Or as Alpha puts it, they made "a paltry $11.62 billion combined, barely half of the $21.15 billion the top 25 gained the previous year and roughly equal to what they took home during nightmarish 2008." Citadel's Kenneth Griffin (pictured) was the top earner, at $1.3 billion last year, but the average earning was "just $476 million," not the $846 billion in 2013, Alpha added. And you may not take out your tiny violins. Peter Weber
In what's being billed as "the worst kept secret" in Arkansas, former Gov. Mike Huckabee (R) is officially joining the 2016 presidential race on Tuesday, becoming the sixth Republican in an increasingly crowded field. Huckabee will make his announcement at 11 a.m. (EDT) in Hope, Arkansas, the hometown he famously shares with former President Bill Clinton.
Huckabee is expected to gear his second presidential campaign toward working class social conservatives and claim that he is best positioned to fight the "Clinton Machine," having apparently faced it before when he was governor after Bill Clinton. Republicans are expecting to face Hillary Rodham Clinton as their Democratic opponent in the general election. Peter Weber
On Tuesday, Islamic State's official al-Bayan Radio said that two of its "soldiers of the caliphate" carried out the attack on a cartoon competition in Garland, a suburb of Dallas, because the "exhibit was portraying negative pictures of the Prophet Muhammad." The audio message vowed "even bigger and more bitter" attacks in the future. If authentic (and true), this is the first attack ISIS has claimed credit for inside the U.S.

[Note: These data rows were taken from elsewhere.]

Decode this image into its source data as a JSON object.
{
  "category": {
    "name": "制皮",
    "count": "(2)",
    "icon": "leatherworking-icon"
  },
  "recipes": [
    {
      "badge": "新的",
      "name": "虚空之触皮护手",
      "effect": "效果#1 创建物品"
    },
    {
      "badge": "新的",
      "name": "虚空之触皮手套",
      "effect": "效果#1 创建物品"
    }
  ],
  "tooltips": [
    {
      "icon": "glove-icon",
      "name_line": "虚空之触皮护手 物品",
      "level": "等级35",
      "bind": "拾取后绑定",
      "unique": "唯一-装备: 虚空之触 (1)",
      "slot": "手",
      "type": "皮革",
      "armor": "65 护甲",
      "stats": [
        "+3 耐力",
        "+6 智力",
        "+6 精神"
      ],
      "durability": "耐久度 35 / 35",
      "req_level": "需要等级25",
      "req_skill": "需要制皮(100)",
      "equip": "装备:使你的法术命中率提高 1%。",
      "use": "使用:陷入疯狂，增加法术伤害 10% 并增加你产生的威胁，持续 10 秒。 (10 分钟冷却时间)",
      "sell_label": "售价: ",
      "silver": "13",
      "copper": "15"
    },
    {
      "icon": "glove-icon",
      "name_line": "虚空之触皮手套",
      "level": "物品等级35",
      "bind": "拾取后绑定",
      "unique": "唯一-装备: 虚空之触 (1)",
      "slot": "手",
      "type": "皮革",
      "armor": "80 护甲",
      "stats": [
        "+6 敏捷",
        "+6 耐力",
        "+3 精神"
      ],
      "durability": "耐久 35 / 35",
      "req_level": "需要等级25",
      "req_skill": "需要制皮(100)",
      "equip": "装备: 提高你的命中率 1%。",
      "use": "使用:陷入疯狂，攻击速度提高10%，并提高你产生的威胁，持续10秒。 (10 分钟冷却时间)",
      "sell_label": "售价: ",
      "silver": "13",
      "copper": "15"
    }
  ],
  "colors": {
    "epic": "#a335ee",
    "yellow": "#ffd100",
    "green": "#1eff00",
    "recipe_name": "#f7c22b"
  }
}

In the attack, Elton Simpson and Nadir Soofi — roommates at an apartment in Arizona — allegedly opened fire at an unarmed guard at Garland's Curtis Culwell Center, and both were quickly shot dead by police. The people inside the exhibit were unaware of the attack until police told them. The FBI had been investigating Simpson since 2006, and accused him of trying to fly to Somalia to wage jihad in 2009; he was given three years of probation. Peter Weber